OK, other people's dreams are boring. Dreams are weird: we get that. This one is short, and maybe a bit different.
I dreamt I was visiting Bell Labs, outside on the front lawn. Someone told me that Arjen Lenstra was giving a talk in a few minutes in a nearby outdoor lecture hall, entitled "On Trisecting the Angle With a Chainsaw." It was raining.
I don't know much math, but I believe that it has been proved that you can't trisect an angle using the geometry tools specified by the Greeks. I probably won't understand the talk, but Arjen Lenstra is a world-class cryptographer and mathematician, and any math lecture involving a chainsaw ought to be worth a shot.
I sat over on one side of the lecture hall. I don't believe I've ever met the man, so the speaker was sort of a composite of all the Nederlanders I have met.
He started, writing things on the white board involving determinants.

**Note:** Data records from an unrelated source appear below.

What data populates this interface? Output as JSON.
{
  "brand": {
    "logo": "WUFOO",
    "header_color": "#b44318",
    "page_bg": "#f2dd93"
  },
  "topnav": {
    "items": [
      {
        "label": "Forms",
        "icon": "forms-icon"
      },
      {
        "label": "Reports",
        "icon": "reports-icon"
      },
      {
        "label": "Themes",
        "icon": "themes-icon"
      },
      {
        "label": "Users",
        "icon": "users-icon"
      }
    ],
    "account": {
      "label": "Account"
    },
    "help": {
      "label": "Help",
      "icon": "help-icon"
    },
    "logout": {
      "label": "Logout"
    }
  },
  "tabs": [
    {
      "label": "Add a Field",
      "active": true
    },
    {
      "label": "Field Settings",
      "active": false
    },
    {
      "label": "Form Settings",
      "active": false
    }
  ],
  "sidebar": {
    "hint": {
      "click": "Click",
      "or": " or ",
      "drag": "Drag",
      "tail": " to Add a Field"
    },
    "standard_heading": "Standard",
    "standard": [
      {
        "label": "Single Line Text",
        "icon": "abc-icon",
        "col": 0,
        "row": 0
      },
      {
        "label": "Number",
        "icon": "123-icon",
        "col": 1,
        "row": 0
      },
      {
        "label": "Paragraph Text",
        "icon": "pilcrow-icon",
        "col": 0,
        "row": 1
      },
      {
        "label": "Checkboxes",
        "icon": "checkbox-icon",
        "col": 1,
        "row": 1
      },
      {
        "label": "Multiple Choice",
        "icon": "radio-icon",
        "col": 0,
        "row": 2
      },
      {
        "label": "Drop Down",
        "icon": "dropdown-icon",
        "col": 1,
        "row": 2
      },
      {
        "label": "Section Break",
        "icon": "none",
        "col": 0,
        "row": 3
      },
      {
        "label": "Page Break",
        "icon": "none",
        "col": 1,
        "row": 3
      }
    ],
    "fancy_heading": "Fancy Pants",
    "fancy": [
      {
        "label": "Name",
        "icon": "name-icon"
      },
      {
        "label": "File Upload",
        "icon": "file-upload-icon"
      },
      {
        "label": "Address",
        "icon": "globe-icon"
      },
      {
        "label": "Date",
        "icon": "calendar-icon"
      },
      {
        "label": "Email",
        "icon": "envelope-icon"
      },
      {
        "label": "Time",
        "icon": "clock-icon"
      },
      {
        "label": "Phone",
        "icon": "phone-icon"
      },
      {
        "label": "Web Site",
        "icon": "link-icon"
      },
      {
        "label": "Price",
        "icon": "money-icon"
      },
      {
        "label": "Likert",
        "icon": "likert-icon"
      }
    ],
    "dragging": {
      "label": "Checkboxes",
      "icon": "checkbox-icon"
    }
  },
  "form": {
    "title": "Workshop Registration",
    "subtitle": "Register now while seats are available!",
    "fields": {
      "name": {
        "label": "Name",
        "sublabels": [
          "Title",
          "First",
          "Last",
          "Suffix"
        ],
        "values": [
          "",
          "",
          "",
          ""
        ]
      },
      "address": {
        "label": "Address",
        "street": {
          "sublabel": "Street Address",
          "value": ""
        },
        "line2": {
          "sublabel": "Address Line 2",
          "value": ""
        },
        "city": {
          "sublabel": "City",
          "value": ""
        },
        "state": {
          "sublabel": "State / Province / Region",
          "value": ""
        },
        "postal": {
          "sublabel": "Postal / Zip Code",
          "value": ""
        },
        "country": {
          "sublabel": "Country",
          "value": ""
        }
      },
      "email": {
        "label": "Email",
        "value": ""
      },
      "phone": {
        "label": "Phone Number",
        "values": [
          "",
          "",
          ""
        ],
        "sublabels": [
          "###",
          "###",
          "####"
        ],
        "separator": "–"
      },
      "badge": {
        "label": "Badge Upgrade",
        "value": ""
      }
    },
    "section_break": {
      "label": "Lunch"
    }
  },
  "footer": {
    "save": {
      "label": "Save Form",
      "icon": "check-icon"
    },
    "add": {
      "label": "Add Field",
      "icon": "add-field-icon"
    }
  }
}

I zoned out immediately, noting that there was about 4 inches of ice cold water on the ground, yet curiously my sneakers were floating on top of the water, despite the weight of my legs. I shouldn't push down on the shoes.
My reverie was interrupted by the sound of a chainsaw. Lenstra was out of sight, behind the stage, sawing something. He turned off the chainsaw and marched back into sight carrying it, declaring: "That's how you trisect the angle with a chainsaw." The crowd started dispersing. Dammit, I wanted to get a sense of what he was saying, so I went up to ask.
"I did not get the math in your presentation. Can you give me a quick layman's take on it?" He put his hand on my shoulder, looked me in the eye, and said, "Ches," (cool: he knows me), "it works like this."
Then I woke up.
I was probably as disappointed as you are now. But I realized what had happened. I had backed my personal dream director into a corner. I really wanted to hear the talk, but was demanding it from myself. I have no idea how to trisect an angle with a chainsaw, so my personal dream director bailed out.